* [Directions for this task]: Your task is to return all the entries below exactly, with every picture omitted.

[Start of Attachment]

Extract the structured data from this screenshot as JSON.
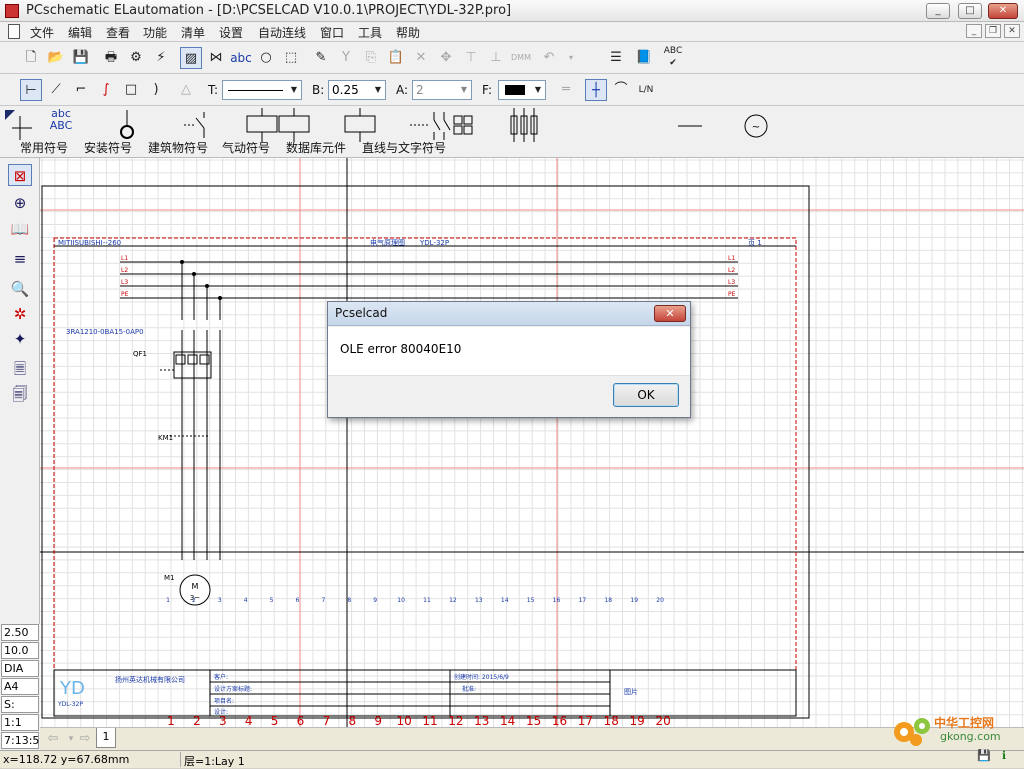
{
  "window": {
    "title": "PCschematic ELautomation - [D:\\PCSELCAD V10.0.1\\PROJECT\\YDL-32P.pro]",
    "min": "_",
    "max": "□",
    "close": "✕"
  },
  "menu": {
    "items": [
      "文件",
      "编辑",
      "查看",
      "功能",
      "清单",
      "设置",
      "自动连线",
      "窗口",
      "工具",
      "帮助"
    ],
    "mdi_min": "_",
    "mdi_restore": "❐",
    "mdi_close": "✕"
  },
  "toolbar2": {
    "t_label": "T:",
    "b_label": "B:",
    "b_value": "0.25",
    "a_label": "A:",
    "a_value": "2",
    "f_label": "F:",
    "dmm": "DMM",
    "abc": "abc",
    "spell": "ABC"
  },
  "symbols": {
    "abc_top": "abc",
    "abc_bottom": "ABC",
    "tabs": [
      "常用符号",
      "安装符号",
      "建筑物符号",
      "气动符号",
      "数据库元件",
      "直线与文字符号"
    ]
  },
  "status_left": [
    "2.50",
    "10.0",
    "DIA",
    "A4",
    "S:",
    "1:1",
    "7:13:5"
  ],
  "page_tab": "1",
  "statusbar": {
    "coords": "x=118.72 y=67.68mm",
    "layer": "层=1:Lay 1"
  },
  "drawing": {
    "header_left": "MITIISUBISHI--260",
    "header_center": "电气原理图",
    "header_code": "YDL-32P",
    "header_right": "页 1",
    "bus_left": [
      "L1",
      "L2",
      "L3",
      "PE"
    ],
    "bus_right": [
      "L1",
      "L2",
      "L3",
      "PE"
    ],
    "part_no": "3RA1210-0BA15-0AP0",
    "qf": "QF1",
    "km": "KM1",
    "motor_ref": "M1",
    "motor_m": "M",
    "motor_3": "3~",
    "col_numbers_blue": [
      "1",
      "2",
      "3",
      "4",
      "5",
      "6",
      "7",
      "8",
      "9",
      "10",
      "11",
      "12",
      "13",
      "14",
      "15",
      "16",
      "17",
      "18",
      "19",
      "20"
    ],
    "col_numbers_red": [
      "1",
      "2",
      "3",
      "4",
      "5",
      "6",
      "7",
      "8",
      "9",
      "10",
      "11",
      "12",
      "13",
      "14",
      "15",
      "16",
      "17",
      "18",
      "19",
      "20"
    ],
    "tb_logo": "YD",
    "tb_code": "YDL-32P",
    "tb_company": "扬州英达机械有限公司",
    "tb_c1": "客户:",
    "tb_c2": "设计方案标题:",
    "tb_c3": "项目名:",
    "tb_c4": "设计:",
    "tb_date": "创建时间: 2015/6/9",
    "tb_approve": "批准:",
    "tb_pic": "图片"
  },
  "dialog": {
    "title": "Pcselcad",
    "message": "OLE error 80040E10",
    "ok": "OK",
    "close": "✕"
  },
  "watermark": {
    "cn": "中华工控网",
    "url": "gkong.com"
  }
}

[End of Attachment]

* [Answer box]:
Extract the structured data from this screenshot as JSON.
{
  "window": {
    "title": "PCschematic ELautomation - [D:\\PCSELCAD V10.0.1\\PROJECT\\YDL-32P.pro]",
    "min": "_",
    "max": "□",
    "close": "✕"
  },
  "menu": {
    "items": [
      "文件",
      "编辑",
      "查看",
      "功能",
      "清单",
      "设置",
      "自动连线",
      "窗口",
      "工具",
      "帮助"
    ],
    "mdi_min": "_",
    "mdi_restore": "❐",
    "mdi_close": "✕"
  },
  "toolbar2": {
    "t_label": "T:",
    "b_label": "B:",
    "b_value": "0.25",
    "a_label": "A:",
    "a_value": "2",
    "f_label": "F:",
    "dmm": "DMM",
    "abc": "abc",
    "spell": "ABC"
  },
  "symbols": {
    "abc_top": "abc",
    "abc_bottom": "ABC",
    "tabs": [
      "常用符号",
      "安装符号",
      "建筑物符号",
      "气动符号",
      "数据库元件",
      "直线与文字符号"
    ]
  },
  "status_left": [
    "2.50",
    "10.0",
    "DIA",
    "A4",
    "S:",
    "1:1",
    "7:13:5"
  ],
  "page_tab": "1",
  "statusbar": {
    "coords": "x=118.72 y=67.68mm",
    "layer": "层=1:Lay 1"
  },
  "drawing": {
    "header_left": "MITIISUBISHI--260",
    "header_center": "电气原理图",
    "header_code": "YDL-32P",
    "header_right": "页 1",
    "bus_left": [
      "L1",
      "L2",
      "L3",
      "PE"
    ],
    "bus_right": [
      "L1",
      "L2",
      "L3",
      "PE"
    ],
    "part_no": "3RA1210-0BA15-0AP0",
    "qf": "QF1",
    "km": "KM1",
    "motor_ref": "M1",
    "motor_m": "M",
    "motor_3": "3~",
    "col_numbers_blue": [
      "1",
      "2",
      "3",
      "4",
      "5",
      "6",
      "7",
      "8",
      "9",
      "10",
      "11",
      "12",
      "13",
      "14",
      "15",
      "16",
      "17",
      "18",
      "19",
      "20"
    ],
    "col_numbers_red": [
      "1",
      "2",
      "3",
      "4",
      "5",
      "6",
      "7",
      "8",
      "9",
      "10",
      "11",
      "12",
      "13",
      "14",
      "15",
      "16",
      "17",
      "18",
      "19",
      "20"
    ],
    "tb_logo": "YD",
    "tb_code": "YDL-32P",
    "tb_company": "扬州英达机械有限公司",
    "tb_c1": "客户:",
    "tb_c2": "设计方案标题:",
    "tb_c3": "项目名:",
    "tb_c4": "设计:",
    "tb_date": "创建时间: 2015/6/9",
    "tb_approve": "批准:",
    "tb_pic": "图片"
  },
  "dialog": {
    "title": "Pcselcad",
    "message": "OLE error 80040E10",
    "ok": "OK",
    "close": "✕"
  },
  "watermark": {
    "cn": "中华工控网",
    "url": "gkong.com"
  }
}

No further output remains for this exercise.